There are others around here that have been bulldozed over or the graves have -- supposedly -- been moved, but truth be told, apart from a handful of people in Jacksonville, no one cares.

Wednesday, February 3, 2010

In a Disused Graveyard by Robert Frost

The living come with grassy tread
To read the gravestones on the hill;
The graveyard draws the living still,
But never anymore the dead.
The verses in it say and say:
"The ones who living come today
To read the stones and go away
Tomorrow dead will come to stay."
So sure of death the marbles rhyme,
Yet can't help marking all the time
How no one dead will seem to come.
What is it men are shrinking from?
It would be easy to be clever
And tell the stones: Men hate to die
And have stopped dying now forever.
I think they would believe the lie.

Friday, November 6, 2009

Update on Parsons Cemetery and Visit to Houston

Some progress was made on gaining access to the cemetery -- at least by the Southern Genealogists Exchange Society, of which I am now a member. The neighbor was met with, and he agreed to let the society have a key to the cemetery, and Dad and I will pick up care of the graves if he decides he no longer wants to do it. My next move is to check to see if I can get the key, even just for an afternoon, so I can finally get in there and take a look around.

I've been visiting some other cemeteries out of the norm again recently, including the Houston/Talbot Island Cemetery.
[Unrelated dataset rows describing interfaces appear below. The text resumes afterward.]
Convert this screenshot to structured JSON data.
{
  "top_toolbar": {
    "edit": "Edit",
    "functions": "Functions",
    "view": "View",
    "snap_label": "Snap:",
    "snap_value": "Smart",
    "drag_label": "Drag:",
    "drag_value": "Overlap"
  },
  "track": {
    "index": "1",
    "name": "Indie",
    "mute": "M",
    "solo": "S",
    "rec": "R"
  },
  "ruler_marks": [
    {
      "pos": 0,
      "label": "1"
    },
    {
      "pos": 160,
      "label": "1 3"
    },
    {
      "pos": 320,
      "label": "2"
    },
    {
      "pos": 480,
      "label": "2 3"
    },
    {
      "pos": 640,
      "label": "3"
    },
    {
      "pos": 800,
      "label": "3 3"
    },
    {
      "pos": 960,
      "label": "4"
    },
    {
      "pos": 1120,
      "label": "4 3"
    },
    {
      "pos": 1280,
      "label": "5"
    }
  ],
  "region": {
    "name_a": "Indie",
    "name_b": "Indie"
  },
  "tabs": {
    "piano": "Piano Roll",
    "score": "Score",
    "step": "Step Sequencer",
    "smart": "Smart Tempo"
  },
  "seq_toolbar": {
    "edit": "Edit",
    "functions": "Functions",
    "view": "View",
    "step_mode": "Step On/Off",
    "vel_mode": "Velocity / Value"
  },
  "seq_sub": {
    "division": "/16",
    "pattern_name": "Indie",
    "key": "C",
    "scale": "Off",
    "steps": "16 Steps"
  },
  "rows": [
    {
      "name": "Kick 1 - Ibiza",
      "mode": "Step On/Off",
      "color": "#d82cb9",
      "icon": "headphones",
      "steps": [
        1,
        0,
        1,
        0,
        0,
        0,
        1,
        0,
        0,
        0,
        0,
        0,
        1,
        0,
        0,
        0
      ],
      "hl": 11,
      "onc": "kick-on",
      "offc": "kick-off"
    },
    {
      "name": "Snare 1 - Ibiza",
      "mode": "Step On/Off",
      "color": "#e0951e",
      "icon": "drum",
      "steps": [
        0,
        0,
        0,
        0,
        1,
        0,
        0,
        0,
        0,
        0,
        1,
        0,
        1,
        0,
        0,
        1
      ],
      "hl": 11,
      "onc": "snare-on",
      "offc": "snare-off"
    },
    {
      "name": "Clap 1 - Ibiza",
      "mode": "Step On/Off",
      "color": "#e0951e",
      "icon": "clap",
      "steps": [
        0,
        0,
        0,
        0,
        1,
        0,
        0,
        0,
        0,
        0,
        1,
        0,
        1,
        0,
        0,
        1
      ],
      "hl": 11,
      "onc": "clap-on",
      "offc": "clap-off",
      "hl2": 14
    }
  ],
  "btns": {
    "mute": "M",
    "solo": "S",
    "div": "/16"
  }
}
This is an interesting place. It was hard to find, to begin with, considering I didn't have any directions other than the road it was on. Once on the right road -- after stopping at the park and asking the ranger for directions -- we hiked around dead palms and pine branches before giving up. Then as we were leaving we saw a small trail going off into the brush. Unlike the others on the road, this one didn't have a mail box by it, so we hazarded into the path. Not far in, we were met with a big fence with a big padlock and phone number to call. Said call was dutifully made and the combination given to us to get inside.

It's small, but neat. Unfortunately there has been a great deal of vandalism in the past and many stones are missing or destroyed. One had it's bottom half still visible indicating it was for a woman (based on the "wife of" statement on it), but there were a few in excellent condition. Some dated from the early 19th century and belonged to a Revolutionary War vet. There was a lovely one with a weeping willow on it.
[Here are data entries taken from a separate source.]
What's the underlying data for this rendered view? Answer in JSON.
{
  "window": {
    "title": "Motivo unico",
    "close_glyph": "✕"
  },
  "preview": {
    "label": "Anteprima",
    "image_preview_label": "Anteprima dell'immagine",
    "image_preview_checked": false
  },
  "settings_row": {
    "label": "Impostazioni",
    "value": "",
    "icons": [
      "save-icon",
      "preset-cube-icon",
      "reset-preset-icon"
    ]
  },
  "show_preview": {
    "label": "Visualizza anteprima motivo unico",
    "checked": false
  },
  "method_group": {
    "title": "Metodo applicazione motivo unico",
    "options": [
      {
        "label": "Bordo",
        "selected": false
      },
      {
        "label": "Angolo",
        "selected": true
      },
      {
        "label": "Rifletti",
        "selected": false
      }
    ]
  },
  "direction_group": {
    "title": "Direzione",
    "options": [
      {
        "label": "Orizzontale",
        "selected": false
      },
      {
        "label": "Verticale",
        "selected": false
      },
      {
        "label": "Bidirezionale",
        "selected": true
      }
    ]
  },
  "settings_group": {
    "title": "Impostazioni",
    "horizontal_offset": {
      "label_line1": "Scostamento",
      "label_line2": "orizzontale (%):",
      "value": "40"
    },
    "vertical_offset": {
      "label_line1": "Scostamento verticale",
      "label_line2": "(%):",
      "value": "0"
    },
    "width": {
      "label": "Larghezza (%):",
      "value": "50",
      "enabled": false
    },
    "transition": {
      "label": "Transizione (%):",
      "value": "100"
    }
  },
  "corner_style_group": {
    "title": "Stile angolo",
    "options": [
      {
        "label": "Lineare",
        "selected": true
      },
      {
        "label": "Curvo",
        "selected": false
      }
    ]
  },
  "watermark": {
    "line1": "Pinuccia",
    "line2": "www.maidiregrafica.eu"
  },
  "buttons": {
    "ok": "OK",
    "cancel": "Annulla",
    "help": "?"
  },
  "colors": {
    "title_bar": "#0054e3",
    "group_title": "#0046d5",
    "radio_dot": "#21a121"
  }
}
It was in nearly pristine condition considering the age. It had been broken in two but was repaired.

The whole set is available here: cliquez ici

I've started working on a Café Press store for my photos and other goodies. Last week after Dad and I ran into a girl doing research at Evergreen, I thought it might be nice to have some sort of tee shirt identifying us as researchers. So I've designed a shirt, a messenger bag, a water bottle, a baseball cap, and some magnets. I want to add postcards and greeting cards, posters and prints, but I need to find my high res photos for those uses. For some reason all I can find right now are the lo res ones needed to upload to Find a Grave.
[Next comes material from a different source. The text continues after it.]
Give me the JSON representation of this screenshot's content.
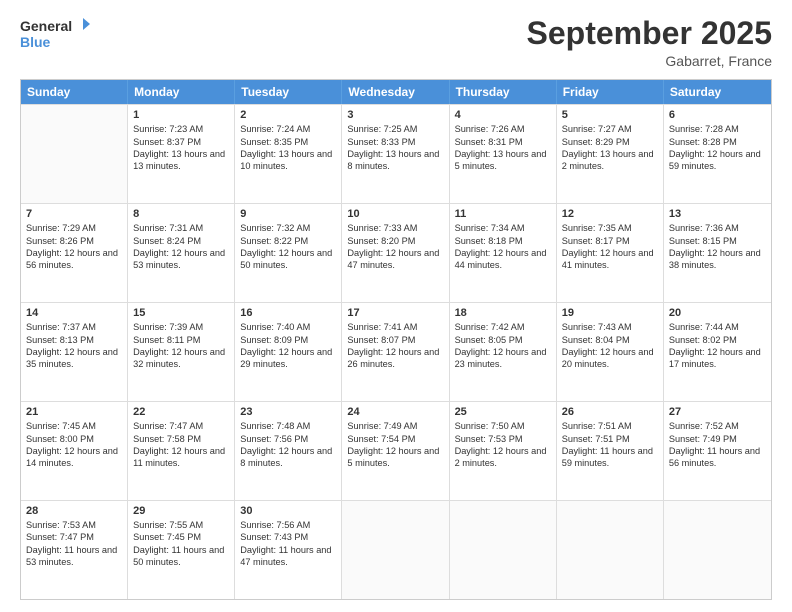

Speaking of FAG, I was able to add all the photos for Houston and a few for McCormick. I think I need to add the White Family Cemetery since I can't find that on FAG at all -- but it's known by about four different names, so I need to double check. I added another cemetery that wasn't even on there, but I can't remember which one now!

Next month, I'm heading home for the first time since 1994. Jo and I have plans that (hopefully) will involve at least one cemetery while I'm there. The question is, do I want to go to a big, beautiful one I haven't been to before or do I want to go to Mt. Morris and visit the relatives interred there? Jo suggested going back to Mt. Hope in Lansing, too, but we'll see. Depends on how I handle the cold after being away for so long!